trapezoidal vertex figures. Vertex transitivity means that for any two
vertices of the polyhedron, there exists a translation, rotation, and/or
reflection that leaves the outward appearance of the polyhedron unchanged
yet moves one vertex to the other. A vertex figure is the polygon produced
by connecting the midpoints of the edges meeting at the vertex in the same
order that the edges appear around the vertex. There are only two
quasi-quasi-regular polyhedra that are not self-intersecting, namely the
Rhombicuboctahedron
and the Rhombicosidodecahedron.
When self-intersection is allowed, there are 12 other quasi-quasi-regular
polyhedra.

Albert Badoureau described 11 of these polyhedra (all except the Small
Ditrigonal Dodecicosidodecahedron) in 1881
[1].
Johann Pitsch described five (the Great Cubicuboctahedron, the
Great Dodecicosidodecahedron, the Great Ditrigonal Dodecicosidodecahedron,
the Small Icosicosidodecahedron, and the Rhombidodecadodecahedron)
in 1881 [2].
H. S. M. Coxeter and J. C. P. Miller discovered the Small Ditrigonal
Dodecicosidodecahedron between 1930 and 1932
[3].
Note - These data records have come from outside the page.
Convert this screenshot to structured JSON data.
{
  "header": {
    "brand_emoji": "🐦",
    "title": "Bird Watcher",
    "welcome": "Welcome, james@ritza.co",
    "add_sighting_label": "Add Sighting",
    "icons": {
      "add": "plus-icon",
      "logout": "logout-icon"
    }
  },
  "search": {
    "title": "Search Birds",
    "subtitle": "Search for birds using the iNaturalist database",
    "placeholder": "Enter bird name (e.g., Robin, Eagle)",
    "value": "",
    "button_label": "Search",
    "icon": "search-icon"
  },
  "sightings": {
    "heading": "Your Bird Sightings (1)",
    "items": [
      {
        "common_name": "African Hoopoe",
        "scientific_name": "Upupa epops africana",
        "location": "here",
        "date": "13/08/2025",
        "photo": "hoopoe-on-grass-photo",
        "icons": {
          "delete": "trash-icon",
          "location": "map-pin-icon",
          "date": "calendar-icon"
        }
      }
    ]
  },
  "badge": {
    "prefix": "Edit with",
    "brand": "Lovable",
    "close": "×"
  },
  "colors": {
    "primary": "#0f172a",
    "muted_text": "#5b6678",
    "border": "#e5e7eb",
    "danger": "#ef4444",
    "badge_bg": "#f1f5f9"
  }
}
Jean Paul Albert Badoureau, Mémoire sur les Figures Isocèles, Journal de l'École polytechnique49 (1881), 47-172.

[2]

Johann Pitsch, Über Halbreguläre Sternpolyeder, Zeitschrift für das Realschulwesen6 (1881), 9-24, 64-65, 72-89, 216.

[3]

H. S. M. Coxeter, M. S. Longuet-Higgins, and J. C. P. Miller, Uniform Polyhedra, Philosophical Transactions of the Royal Society of London. Series A. Mathematical and Physical Sciences246 (1954), 401-450.